Overseas model provides an example

Safetech director David Wakefield. photograph hayley mills

Safetech director David Wakefield. photograph hayley mills

A Moe-based manufacturing business has echoed the call by Nationals deputy leader Steph Ryan's for increased partnerships between local industry and educational institutions.

Safetech director David Wakefield said while he remained apolitical, his experience with students from Aalborg University in Denmark demonstrated that Australia could learn a lot from other countries about industry connections to education.

"We have to have education institutions producing [students] that are employable because the institution has communicated with industry to see what they want," he said.

"We have been taking students from [Aalborg] for about seven or eight years, we'll have masters level students spend up to three months with us on defined projects.

"Students come to us very sophisticated ... and produce a very useful result for us in that period.

"The system works very well and differs from the Australian environment.
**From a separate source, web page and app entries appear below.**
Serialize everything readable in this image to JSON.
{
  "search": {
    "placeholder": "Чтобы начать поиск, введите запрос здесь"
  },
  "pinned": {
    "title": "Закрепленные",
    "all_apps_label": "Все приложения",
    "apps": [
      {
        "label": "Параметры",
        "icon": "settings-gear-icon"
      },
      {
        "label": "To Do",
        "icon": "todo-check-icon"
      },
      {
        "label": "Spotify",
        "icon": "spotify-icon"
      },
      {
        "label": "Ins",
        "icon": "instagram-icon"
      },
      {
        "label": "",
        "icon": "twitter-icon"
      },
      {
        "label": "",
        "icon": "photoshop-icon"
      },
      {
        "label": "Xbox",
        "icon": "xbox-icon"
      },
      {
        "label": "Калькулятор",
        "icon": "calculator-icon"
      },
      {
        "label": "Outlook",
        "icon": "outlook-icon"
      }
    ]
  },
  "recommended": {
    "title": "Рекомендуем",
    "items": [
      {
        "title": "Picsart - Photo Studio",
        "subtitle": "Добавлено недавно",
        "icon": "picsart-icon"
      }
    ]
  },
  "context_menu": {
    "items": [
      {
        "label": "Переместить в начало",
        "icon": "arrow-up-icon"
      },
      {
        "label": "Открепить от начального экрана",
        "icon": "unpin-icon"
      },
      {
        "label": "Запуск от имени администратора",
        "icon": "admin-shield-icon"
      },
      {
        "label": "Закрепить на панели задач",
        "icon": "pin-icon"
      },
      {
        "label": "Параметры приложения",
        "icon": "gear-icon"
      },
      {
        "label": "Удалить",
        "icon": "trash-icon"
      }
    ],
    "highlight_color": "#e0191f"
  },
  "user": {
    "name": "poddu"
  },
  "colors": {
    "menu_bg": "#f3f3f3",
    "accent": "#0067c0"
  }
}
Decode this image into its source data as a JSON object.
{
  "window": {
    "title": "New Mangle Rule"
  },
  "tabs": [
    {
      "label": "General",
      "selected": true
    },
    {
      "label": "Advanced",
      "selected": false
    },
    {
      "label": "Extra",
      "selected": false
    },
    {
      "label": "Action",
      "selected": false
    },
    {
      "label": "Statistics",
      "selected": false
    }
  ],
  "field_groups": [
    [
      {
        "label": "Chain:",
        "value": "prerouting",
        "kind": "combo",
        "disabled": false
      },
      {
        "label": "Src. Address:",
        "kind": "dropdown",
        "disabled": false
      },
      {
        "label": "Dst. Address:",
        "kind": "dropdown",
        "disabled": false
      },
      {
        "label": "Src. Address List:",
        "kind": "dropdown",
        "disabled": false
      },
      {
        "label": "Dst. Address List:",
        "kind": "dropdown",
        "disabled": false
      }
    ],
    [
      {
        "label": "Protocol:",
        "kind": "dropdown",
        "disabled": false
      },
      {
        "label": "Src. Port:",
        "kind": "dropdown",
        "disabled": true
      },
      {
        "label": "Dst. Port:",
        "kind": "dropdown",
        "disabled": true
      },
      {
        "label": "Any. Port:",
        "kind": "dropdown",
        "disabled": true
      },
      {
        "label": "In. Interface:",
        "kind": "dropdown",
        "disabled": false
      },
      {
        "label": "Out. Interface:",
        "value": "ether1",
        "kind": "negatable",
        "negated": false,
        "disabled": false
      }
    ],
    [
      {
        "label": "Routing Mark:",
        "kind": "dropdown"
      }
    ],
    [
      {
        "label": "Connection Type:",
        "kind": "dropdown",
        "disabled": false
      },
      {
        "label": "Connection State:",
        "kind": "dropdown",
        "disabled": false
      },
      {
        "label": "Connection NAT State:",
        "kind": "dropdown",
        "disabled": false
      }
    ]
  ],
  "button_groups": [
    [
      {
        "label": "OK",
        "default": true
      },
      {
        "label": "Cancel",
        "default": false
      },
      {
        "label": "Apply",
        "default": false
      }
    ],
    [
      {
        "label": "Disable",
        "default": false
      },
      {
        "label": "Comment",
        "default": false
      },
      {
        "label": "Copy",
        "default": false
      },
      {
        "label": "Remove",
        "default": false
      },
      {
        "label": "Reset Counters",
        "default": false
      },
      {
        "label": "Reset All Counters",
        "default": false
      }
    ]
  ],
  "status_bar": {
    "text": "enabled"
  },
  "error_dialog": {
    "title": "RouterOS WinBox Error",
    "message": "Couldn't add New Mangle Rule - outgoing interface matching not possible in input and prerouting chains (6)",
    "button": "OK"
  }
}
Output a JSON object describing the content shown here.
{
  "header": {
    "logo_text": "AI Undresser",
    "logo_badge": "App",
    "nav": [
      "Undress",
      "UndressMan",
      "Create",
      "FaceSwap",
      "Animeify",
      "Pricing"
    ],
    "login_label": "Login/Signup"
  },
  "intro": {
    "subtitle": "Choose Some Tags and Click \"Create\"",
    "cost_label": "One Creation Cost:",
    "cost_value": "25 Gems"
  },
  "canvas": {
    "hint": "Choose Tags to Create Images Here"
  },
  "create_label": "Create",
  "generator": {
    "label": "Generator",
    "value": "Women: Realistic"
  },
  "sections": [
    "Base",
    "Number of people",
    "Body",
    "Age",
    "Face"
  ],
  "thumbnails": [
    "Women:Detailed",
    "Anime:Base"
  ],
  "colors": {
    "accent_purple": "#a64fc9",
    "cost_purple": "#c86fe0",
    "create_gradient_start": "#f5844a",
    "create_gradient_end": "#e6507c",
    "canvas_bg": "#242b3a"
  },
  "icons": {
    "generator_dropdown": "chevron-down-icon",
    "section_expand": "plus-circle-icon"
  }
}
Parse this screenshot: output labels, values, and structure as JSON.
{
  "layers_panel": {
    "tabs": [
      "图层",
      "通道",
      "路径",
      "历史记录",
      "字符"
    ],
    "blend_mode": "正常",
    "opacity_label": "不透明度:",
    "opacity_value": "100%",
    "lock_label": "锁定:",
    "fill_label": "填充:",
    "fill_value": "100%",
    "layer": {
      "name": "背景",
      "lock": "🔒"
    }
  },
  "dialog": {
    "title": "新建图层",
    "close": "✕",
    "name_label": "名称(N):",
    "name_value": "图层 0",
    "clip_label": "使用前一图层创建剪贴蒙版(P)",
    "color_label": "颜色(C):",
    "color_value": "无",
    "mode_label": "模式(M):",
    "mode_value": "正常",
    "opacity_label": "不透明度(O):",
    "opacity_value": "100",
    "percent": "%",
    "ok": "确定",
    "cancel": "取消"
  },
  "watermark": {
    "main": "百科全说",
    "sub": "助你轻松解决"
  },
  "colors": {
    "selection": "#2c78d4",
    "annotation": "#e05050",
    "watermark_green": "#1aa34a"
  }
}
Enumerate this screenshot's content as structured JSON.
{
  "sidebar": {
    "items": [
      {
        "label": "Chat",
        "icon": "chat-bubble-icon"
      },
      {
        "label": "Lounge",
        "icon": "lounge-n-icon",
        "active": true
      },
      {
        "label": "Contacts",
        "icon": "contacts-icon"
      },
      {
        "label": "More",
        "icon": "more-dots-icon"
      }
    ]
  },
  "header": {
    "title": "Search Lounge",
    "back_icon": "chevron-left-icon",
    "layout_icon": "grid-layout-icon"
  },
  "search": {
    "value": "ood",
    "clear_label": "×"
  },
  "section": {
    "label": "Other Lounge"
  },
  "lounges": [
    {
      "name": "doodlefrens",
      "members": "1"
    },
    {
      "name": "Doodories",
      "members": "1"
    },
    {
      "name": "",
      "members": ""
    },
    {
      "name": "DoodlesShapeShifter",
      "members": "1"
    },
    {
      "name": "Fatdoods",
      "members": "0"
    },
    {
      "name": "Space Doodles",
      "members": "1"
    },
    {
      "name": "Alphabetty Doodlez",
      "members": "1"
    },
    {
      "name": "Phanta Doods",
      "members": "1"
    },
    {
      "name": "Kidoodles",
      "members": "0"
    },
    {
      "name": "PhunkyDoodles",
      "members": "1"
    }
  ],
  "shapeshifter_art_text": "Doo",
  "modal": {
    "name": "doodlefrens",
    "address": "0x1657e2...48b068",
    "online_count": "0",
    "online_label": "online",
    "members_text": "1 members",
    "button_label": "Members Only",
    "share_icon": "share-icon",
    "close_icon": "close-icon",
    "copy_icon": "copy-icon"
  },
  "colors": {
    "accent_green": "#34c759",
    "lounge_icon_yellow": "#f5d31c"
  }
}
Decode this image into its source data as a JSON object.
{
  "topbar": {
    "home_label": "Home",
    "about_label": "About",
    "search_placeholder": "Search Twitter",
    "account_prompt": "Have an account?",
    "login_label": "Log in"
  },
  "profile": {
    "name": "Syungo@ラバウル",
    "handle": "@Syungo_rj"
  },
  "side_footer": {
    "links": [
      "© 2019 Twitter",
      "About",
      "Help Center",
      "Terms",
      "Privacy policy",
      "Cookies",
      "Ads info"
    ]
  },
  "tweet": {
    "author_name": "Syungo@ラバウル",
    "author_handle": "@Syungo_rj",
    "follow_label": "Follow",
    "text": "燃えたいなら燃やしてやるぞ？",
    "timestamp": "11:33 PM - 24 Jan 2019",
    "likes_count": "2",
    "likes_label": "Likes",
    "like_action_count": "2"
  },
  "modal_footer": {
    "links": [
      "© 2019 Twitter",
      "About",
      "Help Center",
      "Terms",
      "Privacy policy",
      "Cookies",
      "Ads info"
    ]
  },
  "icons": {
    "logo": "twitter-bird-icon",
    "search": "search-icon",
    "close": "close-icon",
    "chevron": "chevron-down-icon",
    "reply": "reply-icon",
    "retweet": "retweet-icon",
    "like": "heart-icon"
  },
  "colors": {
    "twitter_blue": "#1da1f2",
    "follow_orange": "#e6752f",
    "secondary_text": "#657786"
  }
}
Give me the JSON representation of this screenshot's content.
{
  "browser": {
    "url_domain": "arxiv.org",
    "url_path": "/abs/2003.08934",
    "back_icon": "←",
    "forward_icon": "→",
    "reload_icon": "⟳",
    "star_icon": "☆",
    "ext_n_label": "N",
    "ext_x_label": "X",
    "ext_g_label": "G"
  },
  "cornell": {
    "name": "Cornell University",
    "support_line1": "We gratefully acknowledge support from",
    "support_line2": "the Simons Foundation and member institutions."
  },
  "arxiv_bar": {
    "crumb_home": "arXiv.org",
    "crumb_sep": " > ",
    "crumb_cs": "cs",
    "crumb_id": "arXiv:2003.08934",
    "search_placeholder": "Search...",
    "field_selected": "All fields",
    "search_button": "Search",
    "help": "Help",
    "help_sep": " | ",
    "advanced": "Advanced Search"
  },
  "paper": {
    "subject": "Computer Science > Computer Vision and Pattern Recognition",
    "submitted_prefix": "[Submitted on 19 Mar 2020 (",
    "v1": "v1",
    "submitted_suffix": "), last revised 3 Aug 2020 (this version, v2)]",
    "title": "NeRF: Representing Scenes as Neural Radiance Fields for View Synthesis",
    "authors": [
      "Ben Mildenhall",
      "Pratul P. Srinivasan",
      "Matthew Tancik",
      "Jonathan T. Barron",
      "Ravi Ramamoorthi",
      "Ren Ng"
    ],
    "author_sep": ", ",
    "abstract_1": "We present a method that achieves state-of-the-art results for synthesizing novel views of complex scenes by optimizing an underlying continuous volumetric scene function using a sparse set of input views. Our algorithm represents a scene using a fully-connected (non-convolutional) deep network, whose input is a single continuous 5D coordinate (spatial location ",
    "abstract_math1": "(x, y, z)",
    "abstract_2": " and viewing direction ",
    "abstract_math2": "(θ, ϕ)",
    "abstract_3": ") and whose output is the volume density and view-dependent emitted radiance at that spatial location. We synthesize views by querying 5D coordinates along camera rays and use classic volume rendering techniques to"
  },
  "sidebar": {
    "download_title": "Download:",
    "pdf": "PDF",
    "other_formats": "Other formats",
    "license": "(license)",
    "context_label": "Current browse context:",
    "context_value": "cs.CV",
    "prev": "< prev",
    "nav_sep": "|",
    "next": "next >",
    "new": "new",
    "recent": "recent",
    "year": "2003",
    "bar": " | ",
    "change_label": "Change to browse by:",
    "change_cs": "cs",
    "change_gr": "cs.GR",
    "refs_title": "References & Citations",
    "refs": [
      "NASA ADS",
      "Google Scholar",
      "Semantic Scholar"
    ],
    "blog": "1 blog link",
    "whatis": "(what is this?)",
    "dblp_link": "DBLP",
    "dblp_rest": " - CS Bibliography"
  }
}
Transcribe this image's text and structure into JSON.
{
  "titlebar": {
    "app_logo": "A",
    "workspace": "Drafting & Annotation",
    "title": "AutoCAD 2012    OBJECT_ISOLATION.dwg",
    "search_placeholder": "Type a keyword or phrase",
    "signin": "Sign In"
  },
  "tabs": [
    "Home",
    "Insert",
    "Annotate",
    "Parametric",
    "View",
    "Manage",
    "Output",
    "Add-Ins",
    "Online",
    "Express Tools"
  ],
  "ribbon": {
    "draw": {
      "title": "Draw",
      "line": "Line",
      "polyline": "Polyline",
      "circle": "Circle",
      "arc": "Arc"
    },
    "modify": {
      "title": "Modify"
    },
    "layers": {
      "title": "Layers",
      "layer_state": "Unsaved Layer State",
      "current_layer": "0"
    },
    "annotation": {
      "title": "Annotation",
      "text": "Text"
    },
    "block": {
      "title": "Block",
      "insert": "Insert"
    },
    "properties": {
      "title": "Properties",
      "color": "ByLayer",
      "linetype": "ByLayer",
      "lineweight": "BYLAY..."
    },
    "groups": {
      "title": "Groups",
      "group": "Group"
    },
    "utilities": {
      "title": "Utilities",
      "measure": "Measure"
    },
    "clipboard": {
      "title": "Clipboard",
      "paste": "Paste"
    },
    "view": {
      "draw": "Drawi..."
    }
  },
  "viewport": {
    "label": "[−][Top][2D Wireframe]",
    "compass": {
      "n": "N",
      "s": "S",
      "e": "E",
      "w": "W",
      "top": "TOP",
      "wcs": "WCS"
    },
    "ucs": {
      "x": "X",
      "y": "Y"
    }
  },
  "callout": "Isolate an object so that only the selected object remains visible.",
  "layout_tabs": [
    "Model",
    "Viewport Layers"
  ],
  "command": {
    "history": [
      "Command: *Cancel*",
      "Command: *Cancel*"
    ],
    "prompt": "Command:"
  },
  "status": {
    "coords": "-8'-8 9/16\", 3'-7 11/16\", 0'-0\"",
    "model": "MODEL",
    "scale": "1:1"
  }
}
It is a close, hands-on involvement that students [from] Aalborg University have with business.

"They are out in their field from the start.

"It is a philosophical approach to a vocational university."

Mr Wakefield said Australia needed to reconsider its educational model to some extent.

"Lots of industries ... can benefit from this. We need to be churning out much more closely focused, experience-trained people.

"You can't hand people with a tertiary or secondary education to a business [in Australia] because they are of no use to us for a couple of years.

"In the Latrobe Valley this is important because we have to rebuild dramatically, and it can be rebuilt." 

Smartphone
Tablet - Narrow
Tablet - Wide
Desktop